Platinum’s nibs generally are sold in:
- Ultra Extra Fine
- Extra Fine
- Coarse (Extra Broad)
Recommended Platinum Pens
One of the most interesting pens in Platinum’s line is the unassuming Platinum PTL-5000A. It’s an entry-level gold nib pen that sells for under $60, US street price. This is almost unheard of and about the cheapest gold nib pen sold today. This is a dated pen though, which is getting increasingly hard to find find.
Our favorite pen in the Platinum line is the 3776 Century. This is a beautiful pen with a gold nib that offers lots of control and paper feedback. It’s a cartridge converter with an MSRP that is over $150 but you can regularly import from Japan for around half that. At under $100 this pen is a phenomenal deal.
And, of course the Preppy is a fanastic pen. It is the best sub-$10 fountain pen sold today. Highly recommend, especially in the newer Crystal design which has a fully clear cap and body.
Does Platinum make Nakaya fountain pens?
No, Platinum does not produce Nakaya fountain pens, but the two companies are closely related. Nakaya is said to be staffed by artisans who have retired from Platinum, after working at the company for over 40 years. Nakaya makes high-end “grail” pens using exotic materials, primarily urushi lacquer, with custom nibs that are closely related to Platinum’s.
Why does Platinum use so many “P” names?

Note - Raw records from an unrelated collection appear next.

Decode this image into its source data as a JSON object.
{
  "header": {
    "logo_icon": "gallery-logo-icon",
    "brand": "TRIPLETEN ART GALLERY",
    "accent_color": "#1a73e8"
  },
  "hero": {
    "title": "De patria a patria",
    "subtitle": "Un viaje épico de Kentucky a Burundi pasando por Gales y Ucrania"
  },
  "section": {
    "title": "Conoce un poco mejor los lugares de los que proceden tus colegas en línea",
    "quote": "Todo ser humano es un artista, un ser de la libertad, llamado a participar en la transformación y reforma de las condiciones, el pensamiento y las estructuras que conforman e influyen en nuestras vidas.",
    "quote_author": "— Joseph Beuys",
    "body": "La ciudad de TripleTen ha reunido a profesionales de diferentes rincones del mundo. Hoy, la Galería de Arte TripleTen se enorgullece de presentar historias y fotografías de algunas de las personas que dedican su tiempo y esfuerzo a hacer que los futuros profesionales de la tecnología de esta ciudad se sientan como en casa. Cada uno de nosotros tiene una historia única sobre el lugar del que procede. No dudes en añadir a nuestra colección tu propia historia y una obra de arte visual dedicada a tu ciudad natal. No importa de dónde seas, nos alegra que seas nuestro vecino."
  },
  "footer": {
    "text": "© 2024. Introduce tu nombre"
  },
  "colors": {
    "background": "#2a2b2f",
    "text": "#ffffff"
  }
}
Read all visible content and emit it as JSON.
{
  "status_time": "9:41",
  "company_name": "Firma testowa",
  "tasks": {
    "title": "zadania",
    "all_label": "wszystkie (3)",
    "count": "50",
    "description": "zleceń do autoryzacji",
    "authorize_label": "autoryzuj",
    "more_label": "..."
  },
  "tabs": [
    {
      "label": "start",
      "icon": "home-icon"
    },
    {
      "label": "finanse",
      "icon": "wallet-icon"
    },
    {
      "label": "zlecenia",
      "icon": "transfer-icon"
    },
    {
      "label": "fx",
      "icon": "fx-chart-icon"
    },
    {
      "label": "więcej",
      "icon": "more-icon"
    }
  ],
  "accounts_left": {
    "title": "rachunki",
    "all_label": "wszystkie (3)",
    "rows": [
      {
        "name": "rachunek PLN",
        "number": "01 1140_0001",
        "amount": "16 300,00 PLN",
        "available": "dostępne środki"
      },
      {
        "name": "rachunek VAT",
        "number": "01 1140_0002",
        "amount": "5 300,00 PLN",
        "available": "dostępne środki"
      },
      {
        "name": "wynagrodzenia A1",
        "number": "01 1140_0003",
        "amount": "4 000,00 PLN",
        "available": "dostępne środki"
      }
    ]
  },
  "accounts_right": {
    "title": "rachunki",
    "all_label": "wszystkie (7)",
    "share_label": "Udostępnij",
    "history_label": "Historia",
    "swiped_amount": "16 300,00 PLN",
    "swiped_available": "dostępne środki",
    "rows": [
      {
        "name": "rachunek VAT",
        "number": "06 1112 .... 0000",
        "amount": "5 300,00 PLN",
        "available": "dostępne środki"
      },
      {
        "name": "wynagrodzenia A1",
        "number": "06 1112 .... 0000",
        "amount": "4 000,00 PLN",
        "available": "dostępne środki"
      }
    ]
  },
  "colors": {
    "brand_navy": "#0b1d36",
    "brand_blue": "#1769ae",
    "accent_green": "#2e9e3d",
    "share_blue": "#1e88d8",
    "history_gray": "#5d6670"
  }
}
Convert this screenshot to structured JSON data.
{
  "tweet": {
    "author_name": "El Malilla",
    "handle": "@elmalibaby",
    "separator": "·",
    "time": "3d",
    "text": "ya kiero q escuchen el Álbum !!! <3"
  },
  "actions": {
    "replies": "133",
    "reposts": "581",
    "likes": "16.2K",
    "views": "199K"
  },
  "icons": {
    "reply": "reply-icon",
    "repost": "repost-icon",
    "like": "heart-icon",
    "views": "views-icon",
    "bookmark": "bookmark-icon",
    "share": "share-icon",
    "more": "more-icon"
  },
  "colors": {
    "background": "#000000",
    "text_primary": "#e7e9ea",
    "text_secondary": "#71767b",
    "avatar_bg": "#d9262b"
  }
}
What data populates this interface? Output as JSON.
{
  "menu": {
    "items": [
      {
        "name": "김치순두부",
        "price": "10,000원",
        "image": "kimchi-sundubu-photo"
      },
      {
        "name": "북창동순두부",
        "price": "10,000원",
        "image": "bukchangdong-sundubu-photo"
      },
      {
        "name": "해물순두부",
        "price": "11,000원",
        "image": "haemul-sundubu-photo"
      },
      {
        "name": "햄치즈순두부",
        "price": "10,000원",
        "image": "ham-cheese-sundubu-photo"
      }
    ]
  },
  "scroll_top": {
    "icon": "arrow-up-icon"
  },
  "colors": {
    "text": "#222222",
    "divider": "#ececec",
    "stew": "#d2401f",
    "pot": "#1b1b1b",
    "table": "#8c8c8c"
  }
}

Some of Platinum’s popular pens are the Preppy, Prefounte, Plaisir, and President. It’s not clear if this was done on purpose, just happened by chance, or is a quirk of translation. Many of the pens do have model numbers that start with “P”, like the vintage P-300 fountain pen, so preceding named with “P” might simply have been a practice that moved from models numbers to names, acting as an homage to the first letter of the brand’s name.